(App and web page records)

----

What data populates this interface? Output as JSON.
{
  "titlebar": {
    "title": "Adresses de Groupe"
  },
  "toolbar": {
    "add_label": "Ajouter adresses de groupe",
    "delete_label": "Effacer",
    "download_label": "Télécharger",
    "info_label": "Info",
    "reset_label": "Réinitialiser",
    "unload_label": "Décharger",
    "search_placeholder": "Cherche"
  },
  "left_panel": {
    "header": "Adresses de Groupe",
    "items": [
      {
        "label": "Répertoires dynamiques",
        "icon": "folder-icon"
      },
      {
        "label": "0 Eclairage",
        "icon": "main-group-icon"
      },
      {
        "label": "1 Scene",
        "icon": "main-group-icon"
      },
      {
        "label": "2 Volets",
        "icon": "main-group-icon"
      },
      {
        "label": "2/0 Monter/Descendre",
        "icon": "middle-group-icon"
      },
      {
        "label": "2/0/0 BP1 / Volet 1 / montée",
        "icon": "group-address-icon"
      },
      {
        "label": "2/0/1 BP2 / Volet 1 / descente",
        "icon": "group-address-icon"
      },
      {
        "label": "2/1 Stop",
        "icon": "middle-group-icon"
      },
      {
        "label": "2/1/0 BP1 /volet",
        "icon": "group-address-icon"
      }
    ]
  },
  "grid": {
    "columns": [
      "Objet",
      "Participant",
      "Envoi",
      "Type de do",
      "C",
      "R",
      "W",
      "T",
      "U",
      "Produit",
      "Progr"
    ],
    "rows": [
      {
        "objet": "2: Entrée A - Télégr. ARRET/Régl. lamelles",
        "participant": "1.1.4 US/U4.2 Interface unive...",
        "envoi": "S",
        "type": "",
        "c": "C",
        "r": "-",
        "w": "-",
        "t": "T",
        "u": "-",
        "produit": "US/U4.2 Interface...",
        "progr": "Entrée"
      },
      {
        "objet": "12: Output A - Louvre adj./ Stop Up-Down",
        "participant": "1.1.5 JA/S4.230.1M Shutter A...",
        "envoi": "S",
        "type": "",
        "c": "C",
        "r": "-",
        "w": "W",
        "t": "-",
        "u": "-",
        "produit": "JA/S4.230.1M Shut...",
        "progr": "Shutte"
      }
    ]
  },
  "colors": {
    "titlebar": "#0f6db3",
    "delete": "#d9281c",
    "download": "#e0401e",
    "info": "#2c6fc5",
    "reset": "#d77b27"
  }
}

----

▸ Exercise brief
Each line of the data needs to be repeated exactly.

▸ Problem solution
What data populates this interface? Output as JSON.
{
  "titlebar": {
    "title": "Adresses de Groupe"
  },
  "toolbar": {
    "add_label": "Ajouter adresses de groupe",
    "delete_label": "Effacer",
    "download_label": "Télécharger",
    "info_label": "Info",
    "reset_label": "Réinitialiser",
    "unload_label": "Décharger",
    "search_placeholder": "Cherche"
  },
  "left_panel": {
    "header": "Adresses de Groupe",
    "items": [
      {
        "label": "Répertoires dynamiques",
        "icon": "folder-icon"
      },
      {
        "label": "0 Eclairage",
        "icon": "main-group-icon"
      },
      {
        "label": "1 Scene",
        "icon": "main-group-icon"
      },
      {
        "label": "2 Volets",
        "icon": "main-group-icon"
      },
      {
        "label": "2/0 Monter/Descendre",
        "icon": "middle-group-icon"
      },
      {
        "label": "2/0/0 BP1 / Volet 1 / montée",
        "icon": "group-address-icon"
      },
      {
        "label": "2/0/1 BP2 / Volet 1 / descente",
        "icon": "group-address-icon"
      },
      {
        "label": "2/1 Stop",
        "icon": "middle-group-icon"
      },
      {
        "label": "2/1/0 BP1 /volet",
        "icon": "group-address-icon"
      }
    ]
  },
  "grid": {
    "columns": [
      "Objet",
      "Participant",
      "Envoi",
      "Type de do",
      "C",
      "R",
      "W",
      "T",
      "U",
      "Produit",
      "Progr"
    ],
    "rows": [
      {
        "objet": "2: Entrée A - Télégr. ARRET/Régl. lamelles",
        "participant": "1.1.4 US/U4.2 Interface unive...",
        "envoi": "S",
        "type": "",
        "c": "C",
        "r": "-",
        "w": "-",
        "t": "T",
        "u": "-",
        "produit": "US/U4.2 Interface...",
        "progr": "Entrée"
      },
      {
        "objet": "12: Output A - Louvre adj./ Stop Up-Down",
        "participant": "1.1.5 JA/S4.230.1M Shutter A...",
        "envoi": "S",
        "type": "",
        "c": "C",
        "r": "-",
        "w": "W",
        "t": "-",
        "u": "-",
        "produit": "JA/S4.230.1M Shut...",
        "progr": "Shutte"
      }
    ]
  },
  "colors": {
    "titlebar": "#0f6db3",
    "delete": "#d9281c",
    "download": "#e0401e",
    "info": "#2c6fc5",
    "reset": "#d77b27"
  }
}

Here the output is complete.